# Task to complete
Which lines in the records below contain the word "content"? Copy each of them.

# Supplied data

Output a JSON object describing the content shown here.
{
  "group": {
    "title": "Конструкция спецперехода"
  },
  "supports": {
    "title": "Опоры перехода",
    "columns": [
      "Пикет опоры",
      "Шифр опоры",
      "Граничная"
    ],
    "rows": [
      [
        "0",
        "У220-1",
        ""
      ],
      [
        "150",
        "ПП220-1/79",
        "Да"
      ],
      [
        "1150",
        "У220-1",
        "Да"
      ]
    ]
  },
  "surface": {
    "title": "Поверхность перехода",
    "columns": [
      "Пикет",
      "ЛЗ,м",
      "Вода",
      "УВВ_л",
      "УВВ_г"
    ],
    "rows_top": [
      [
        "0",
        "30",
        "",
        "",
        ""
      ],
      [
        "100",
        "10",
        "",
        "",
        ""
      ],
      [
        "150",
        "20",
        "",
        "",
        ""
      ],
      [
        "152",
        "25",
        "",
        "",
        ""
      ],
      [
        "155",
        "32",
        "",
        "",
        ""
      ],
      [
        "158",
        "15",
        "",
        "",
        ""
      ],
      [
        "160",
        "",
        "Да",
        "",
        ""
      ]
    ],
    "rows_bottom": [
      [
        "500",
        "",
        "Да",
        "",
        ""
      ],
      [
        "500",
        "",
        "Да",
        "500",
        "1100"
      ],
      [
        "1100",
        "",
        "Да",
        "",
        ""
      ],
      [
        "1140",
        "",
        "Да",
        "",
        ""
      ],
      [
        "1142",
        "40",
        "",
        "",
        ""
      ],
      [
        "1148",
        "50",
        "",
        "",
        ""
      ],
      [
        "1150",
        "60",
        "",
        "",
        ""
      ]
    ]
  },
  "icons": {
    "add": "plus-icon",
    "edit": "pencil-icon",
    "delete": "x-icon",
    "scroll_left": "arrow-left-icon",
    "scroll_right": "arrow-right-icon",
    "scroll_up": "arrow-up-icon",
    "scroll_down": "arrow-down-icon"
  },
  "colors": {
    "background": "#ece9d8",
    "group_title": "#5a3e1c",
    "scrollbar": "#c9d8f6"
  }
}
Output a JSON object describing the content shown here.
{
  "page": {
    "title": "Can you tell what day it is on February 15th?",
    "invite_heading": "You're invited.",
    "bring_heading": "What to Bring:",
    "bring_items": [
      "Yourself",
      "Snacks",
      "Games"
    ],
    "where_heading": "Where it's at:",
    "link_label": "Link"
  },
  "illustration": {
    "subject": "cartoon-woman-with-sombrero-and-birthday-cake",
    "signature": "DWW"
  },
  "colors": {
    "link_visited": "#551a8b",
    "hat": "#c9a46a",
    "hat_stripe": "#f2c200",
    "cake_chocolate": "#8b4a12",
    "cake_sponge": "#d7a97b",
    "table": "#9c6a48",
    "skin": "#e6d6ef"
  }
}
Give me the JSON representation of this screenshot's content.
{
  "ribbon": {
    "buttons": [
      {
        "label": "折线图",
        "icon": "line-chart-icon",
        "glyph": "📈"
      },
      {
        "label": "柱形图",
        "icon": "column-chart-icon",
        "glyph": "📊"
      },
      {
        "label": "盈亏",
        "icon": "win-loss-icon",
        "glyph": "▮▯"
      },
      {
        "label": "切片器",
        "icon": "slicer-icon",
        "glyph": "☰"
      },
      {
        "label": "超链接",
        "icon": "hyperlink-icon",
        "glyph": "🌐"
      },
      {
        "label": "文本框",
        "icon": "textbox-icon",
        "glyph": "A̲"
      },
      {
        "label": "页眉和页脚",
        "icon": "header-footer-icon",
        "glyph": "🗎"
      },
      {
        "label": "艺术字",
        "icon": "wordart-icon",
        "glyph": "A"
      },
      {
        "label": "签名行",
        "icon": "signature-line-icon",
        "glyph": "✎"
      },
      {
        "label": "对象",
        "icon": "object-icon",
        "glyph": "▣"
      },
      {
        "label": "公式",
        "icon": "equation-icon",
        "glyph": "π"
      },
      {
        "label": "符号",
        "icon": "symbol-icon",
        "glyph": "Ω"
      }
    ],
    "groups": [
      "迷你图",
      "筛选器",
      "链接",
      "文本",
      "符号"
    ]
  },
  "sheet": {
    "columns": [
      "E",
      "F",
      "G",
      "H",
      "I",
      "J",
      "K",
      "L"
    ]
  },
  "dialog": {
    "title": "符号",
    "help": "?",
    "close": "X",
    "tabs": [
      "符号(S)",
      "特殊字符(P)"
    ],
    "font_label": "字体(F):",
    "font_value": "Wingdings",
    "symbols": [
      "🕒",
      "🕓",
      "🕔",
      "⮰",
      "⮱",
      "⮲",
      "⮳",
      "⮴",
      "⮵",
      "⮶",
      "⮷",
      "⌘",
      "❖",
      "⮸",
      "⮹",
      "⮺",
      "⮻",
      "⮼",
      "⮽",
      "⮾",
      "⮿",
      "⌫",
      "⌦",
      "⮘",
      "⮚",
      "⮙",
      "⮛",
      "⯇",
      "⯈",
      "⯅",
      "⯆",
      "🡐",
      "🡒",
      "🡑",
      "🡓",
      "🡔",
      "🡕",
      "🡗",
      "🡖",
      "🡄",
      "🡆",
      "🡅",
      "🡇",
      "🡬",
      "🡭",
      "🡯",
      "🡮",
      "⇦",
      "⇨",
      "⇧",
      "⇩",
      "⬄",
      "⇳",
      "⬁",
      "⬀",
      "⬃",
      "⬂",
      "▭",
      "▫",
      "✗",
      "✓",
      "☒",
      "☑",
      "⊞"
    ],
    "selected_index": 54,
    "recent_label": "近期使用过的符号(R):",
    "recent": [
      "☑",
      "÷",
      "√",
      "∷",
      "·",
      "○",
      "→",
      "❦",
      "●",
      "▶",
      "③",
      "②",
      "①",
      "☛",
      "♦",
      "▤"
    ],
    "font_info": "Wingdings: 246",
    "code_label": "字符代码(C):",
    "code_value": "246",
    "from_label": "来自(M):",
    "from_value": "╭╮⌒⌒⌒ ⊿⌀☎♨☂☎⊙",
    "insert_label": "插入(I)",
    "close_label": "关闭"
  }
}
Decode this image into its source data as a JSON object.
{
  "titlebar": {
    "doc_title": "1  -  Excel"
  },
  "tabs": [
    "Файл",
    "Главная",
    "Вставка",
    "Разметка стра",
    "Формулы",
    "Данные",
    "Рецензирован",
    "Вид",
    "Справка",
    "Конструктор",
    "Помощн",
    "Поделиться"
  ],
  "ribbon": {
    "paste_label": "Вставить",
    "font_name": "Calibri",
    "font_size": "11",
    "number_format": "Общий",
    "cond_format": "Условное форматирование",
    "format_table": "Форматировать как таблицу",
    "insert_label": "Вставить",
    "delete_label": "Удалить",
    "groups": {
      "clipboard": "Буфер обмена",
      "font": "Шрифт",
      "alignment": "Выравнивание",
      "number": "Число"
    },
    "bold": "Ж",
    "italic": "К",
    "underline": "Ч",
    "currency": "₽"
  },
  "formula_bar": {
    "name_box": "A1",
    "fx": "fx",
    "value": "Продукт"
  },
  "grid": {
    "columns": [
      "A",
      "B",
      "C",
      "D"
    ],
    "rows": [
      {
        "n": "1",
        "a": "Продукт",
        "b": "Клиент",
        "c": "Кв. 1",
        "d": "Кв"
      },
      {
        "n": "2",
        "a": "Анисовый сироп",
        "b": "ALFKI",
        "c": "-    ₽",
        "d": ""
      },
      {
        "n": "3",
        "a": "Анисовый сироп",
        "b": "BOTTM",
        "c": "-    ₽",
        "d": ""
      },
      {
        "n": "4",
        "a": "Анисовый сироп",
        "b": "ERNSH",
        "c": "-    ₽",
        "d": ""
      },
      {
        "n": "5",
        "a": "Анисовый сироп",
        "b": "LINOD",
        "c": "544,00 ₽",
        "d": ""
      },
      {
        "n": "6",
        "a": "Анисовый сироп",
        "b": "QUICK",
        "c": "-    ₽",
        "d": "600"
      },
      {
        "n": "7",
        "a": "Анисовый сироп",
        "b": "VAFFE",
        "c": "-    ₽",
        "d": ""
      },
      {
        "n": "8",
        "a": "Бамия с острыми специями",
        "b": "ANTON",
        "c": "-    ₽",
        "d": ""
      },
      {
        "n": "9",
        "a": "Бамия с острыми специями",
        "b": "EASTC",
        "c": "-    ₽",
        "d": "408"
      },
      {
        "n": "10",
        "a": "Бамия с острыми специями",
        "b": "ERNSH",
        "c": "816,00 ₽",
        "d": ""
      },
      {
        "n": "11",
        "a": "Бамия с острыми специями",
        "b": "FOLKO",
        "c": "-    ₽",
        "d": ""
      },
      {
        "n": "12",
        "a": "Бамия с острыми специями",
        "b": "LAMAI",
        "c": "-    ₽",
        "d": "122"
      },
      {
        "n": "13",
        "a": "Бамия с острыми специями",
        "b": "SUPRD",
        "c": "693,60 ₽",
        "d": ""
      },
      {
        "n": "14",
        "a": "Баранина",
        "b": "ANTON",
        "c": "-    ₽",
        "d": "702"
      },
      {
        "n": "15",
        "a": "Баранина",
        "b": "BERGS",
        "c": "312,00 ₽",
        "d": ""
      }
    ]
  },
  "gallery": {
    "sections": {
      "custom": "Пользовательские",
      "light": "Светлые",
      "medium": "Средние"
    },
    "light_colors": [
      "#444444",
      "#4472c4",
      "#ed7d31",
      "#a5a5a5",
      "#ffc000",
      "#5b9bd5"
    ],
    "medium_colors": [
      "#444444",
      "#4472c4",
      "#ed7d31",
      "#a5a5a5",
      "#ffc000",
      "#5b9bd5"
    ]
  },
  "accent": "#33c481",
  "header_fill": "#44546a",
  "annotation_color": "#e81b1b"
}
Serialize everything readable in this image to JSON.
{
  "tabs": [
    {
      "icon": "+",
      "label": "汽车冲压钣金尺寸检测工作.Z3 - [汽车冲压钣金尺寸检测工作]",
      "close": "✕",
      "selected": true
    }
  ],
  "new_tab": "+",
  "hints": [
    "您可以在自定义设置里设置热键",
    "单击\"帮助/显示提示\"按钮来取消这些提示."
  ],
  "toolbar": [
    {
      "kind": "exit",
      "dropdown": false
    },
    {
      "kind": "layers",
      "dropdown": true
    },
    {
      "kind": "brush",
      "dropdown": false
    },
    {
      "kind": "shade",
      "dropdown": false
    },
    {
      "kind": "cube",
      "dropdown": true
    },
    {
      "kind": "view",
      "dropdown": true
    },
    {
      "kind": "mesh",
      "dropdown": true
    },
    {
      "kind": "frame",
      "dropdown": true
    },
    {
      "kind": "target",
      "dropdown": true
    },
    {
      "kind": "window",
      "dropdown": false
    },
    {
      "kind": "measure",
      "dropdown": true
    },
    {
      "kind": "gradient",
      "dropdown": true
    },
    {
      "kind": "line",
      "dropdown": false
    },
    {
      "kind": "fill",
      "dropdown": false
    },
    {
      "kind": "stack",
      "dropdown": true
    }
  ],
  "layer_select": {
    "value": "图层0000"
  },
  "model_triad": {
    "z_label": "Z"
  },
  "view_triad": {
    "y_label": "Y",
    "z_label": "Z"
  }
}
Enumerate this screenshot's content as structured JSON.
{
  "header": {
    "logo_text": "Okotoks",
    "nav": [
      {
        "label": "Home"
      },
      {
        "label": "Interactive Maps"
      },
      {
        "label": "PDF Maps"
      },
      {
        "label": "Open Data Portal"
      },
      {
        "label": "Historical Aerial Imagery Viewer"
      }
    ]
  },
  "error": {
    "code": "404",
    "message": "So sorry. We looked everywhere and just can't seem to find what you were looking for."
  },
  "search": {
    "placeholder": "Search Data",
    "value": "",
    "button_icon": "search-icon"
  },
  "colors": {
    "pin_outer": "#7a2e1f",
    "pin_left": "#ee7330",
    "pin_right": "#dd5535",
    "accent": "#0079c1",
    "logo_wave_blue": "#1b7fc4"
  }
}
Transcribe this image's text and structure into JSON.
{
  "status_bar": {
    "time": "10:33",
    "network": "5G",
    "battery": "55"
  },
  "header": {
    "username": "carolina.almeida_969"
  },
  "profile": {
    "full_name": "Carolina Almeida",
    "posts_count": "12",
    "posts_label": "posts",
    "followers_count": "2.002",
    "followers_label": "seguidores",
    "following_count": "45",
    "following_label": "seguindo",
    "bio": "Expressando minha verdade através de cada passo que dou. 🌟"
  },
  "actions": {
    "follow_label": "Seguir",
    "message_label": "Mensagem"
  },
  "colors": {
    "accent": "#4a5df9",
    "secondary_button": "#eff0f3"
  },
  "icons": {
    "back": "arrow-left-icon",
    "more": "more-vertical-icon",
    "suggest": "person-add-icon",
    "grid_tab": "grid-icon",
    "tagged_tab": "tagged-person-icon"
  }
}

# Response
Output a JSON object describing the content shown here.
Output a JSON object describing the content shown here.
Give me the JSON representation of this screenshot's content.
Enumerate this screenshot's content as structured JSON.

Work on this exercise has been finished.